### WORK TO BE COMPLETED
What's needed is the listing below, repeated word for word with no pictures.

### LISTED RECORDS
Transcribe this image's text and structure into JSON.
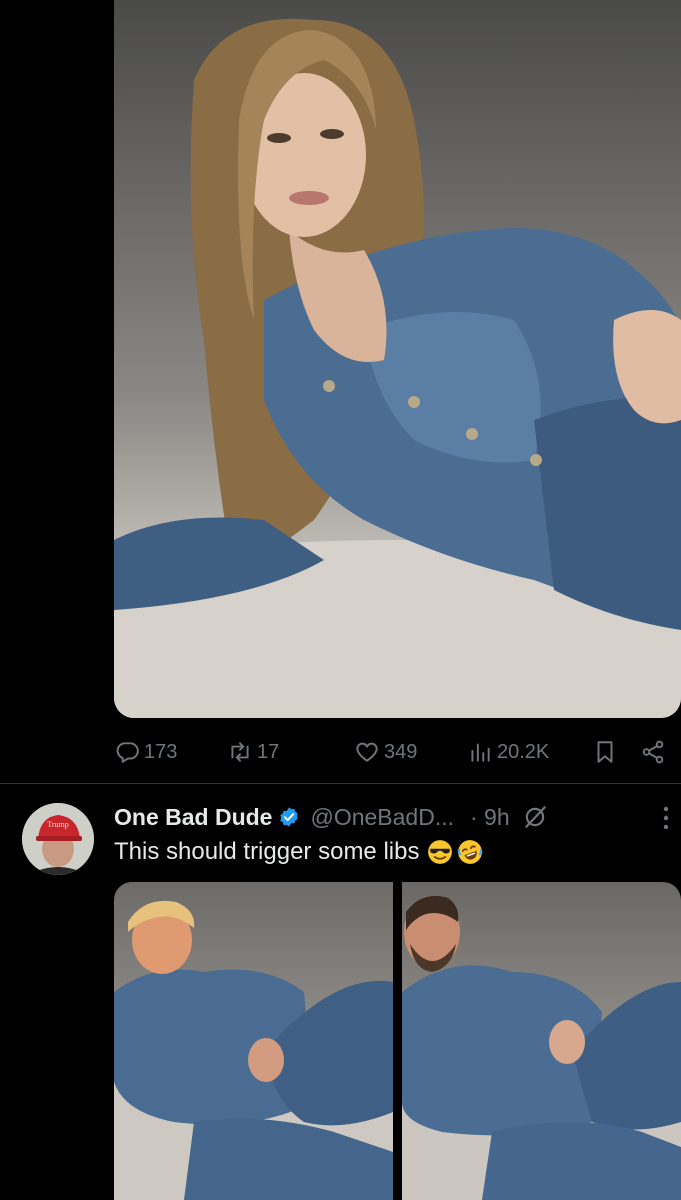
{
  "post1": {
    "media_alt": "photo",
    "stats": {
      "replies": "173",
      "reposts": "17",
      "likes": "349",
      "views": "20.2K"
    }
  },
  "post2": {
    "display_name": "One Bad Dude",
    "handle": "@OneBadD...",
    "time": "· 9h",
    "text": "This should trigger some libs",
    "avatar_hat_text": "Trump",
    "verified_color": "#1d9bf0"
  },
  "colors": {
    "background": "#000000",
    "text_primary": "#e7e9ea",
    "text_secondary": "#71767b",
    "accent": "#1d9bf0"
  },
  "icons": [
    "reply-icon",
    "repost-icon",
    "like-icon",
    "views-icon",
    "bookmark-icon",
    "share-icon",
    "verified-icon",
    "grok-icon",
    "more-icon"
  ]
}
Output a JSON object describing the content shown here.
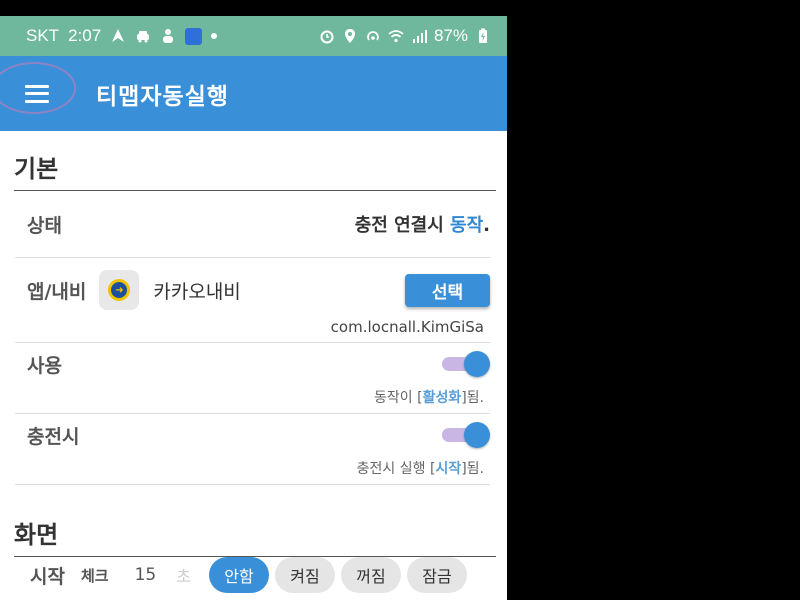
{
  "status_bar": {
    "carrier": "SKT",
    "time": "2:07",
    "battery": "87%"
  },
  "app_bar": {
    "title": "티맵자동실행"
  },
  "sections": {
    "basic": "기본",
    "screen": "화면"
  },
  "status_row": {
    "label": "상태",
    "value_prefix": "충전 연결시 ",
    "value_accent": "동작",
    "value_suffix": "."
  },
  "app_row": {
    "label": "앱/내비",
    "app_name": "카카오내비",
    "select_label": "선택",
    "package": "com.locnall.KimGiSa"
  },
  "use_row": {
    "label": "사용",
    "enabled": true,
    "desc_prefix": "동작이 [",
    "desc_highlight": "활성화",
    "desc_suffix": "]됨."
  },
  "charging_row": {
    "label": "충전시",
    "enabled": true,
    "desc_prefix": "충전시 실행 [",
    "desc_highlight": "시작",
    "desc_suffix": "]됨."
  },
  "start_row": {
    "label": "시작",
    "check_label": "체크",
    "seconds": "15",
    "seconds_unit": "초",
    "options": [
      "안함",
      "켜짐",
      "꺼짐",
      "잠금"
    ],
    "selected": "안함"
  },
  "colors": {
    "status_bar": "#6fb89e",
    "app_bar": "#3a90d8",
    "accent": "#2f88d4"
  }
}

### TASK RESULT
Transcribe this image's text and structure into JSON.
{
  "post1": {
    "media_alt": "photo",
    "stats": {
      "replies": "173",
      "reposts": "17",
      "likes": "349",
      "views": "20.2K"
    }
  },
  "post2": {
    "display_name": "One Bad Dude",
    "handle": "@OneBadD...",
    "time": "· 9h",
    "text": "This should trigger some libs",
    "avatar_hat_text": "Trump",
    "verified_color": "#1d9bf0"
  },
  "colors": {
    "background": "#000000",
    "text_primary": "#e7e9ea",
    "text_secondary": "#71767b",
    "accent": "#1d9bf0"
  },
  "icons": [
    "reply-icon",
    "repost-icon",
    "like-icon",
    "views-icon",
    "bookmark-icon",
    "share-icon",
    "verified-icon",
    "grok-icon",
    "more-icon"
  ]
}
Output a JSON object describing the content shown here.
{
  "status_bar": {
    "carrier": "SKT",
    "time": "2:07",
    "battery": "87%"
  },
  "app_bar": {
    "title": "티맵자동실행"
  },
  "sections": {
    "basic": "기본",
    "screen": "화면"
  },
  "status_row": {
    "label": "상태",
    "value_prefix": "충전 연결시 ",
    "value_accent": "동작",
    "value_suffix": "."
  },
  "app_row": {
    "label": "앱/내비",
    "app_name": "카카오내비",
    "select_label": "선택",
    "package": "com.locnall.KimGiSa"
  },
  "use_row": {
    "label": "사용",
    "enabled": true,
    "desc_prefix": "동작이 [",
    "desc_highlight": "활성화",
    "desc_suffix": "]됨."
  },
  "charging_row": {
    "label": "충전시",
    "enabled": true,
    "desc_prefix": "충전시 실행 [",
    "desc_highlight": "시작",
    "desc_suffix": "]됨."
  },
  "start_row": {
    "label": "시작",
    "check_label": "체크",
    "seconds": "15",
    "seconds_unit": "초",
    "options": [
      "안함",
      "켜짐",
      "꺼짐",
      "잠금"
    ],
    "selected": "안함"
  },
  "colors": {
    "status_bar": "#6fb89e",
    "app_bar": "#3a90d8",
    "accent": "#2f88d4"
  }
}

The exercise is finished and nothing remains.